Research paper by Helene Gjone, Jim Stevenson

Indexed on: 01 Aug '97Published on: 01 Aug '97Published in: Journal of abnormal child psychology



Abstract
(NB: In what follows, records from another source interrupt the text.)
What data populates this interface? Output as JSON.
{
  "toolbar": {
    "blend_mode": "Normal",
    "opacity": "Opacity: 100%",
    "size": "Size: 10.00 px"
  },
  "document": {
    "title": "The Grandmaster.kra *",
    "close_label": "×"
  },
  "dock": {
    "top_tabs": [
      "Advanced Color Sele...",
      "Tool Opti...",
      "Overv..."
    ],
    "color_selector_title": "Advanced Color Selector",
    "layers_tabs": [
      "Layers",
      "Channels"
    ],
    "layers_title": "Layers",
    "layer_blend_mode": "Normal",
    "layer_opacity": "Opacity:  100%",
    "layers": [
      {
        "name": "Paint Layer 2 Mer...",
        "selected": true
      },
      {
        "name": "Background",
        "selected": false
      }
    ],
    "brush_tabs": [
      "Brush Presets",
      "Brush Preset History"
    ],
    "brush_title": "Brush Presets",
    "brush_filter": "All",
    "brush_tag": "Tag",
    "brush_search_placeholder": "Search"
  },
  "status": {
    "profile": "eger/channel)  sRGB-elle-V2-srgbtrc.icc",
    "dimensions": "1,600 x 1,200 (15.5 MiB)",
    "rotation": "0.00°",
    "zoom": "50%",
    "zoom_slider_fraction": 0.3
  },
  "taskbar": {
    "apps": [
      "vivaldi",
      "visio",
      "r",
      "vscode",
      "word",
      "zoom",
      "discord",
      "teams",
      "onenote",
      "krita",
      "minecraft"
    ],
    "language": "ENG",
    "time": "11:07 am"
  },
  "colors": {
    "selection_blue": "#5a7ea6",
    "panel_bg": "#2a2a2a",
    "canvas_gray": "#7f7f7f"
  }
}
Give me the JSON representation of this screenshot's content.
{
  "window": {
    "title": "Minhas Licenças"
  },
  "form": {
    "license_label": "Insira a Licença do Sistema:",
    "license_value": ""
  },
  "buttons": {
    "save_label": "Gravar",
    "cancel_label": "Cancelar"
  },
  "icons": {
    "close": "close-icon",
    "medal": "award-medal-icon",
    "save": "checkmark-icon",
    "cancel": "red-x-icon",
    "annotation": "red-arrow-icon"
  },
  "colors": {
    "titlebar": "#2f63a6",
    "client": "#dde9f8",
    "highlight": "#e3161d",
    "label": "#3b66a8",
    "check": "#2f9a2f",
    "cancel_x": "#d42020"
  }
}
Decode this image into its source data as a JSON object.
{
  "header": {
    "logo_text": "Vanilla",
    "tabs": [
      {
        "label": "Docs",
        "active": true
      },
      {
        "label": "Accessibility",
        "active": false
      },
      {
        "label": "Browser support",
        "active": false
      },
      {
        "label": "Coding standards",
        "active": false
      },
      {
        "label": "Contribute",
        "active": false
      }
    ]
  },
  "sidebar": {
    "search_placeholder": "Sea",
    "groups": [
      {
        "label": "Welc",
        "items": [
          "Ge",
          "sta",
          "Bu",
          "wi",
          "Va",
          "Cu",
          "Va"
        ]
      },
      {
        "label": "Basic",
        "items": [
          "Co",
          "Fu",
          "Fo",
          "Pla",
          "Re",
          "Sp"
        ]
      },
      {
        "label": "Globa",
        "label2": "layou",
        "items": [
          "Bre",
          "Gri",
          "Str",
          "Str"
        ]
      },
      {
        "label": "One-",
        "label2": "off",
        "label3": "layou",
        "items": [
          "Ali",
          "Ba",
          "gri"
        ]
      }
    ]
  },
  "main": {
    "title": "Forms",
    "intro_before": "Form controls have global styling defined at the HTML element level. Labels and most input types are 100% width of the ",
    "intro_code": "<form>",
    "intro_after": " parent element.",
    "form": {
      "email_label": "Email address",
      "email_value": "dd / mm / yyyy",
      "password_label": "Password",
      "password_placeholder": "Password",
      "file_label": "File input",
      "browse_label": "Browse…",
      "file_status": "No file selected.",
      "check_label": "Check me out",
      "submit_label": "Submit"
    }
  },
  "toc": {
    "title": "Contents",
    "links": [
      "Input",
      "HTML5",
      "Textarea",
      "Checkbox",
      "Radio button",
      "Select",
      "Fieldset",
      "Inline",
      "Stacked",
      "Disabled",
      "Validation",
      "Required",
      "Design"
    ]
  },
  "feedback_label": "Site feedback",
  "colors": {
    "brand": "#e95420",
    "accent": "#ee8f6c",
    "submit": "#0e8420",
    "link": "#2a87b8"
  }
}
This study analyzed the genetic and environmental influences on internalizing and externalizing behavior problems and the nature of their cooccurrence in a national Norwegian twin sample. The sample comprised 526 identical and 389 fraternal same-sexed twin pairs from five birth cohorts, aged 5-6, 8-9, 12-13, 13-14, and 14-15 years. Behavior problems were assessed by parental ratings on the Child Behavior Checklist. A model of additive genetic, shared, and nonshared environmental influences was fitted to both internalizing and externalizing behavior in four sex and age groups. The considerable covariance,r = .51 to .58, between these traits is accounted for mainly by common environmental components; this effect was most marked in the 5 to 9-year olds. Concordance rates for children scoring above 1 standard deviation from the total sample mean on the internalizing scale only, externalizing scale only, or both indicated stronger genetic influences for internalizing or externalizing problems only than for combined problems.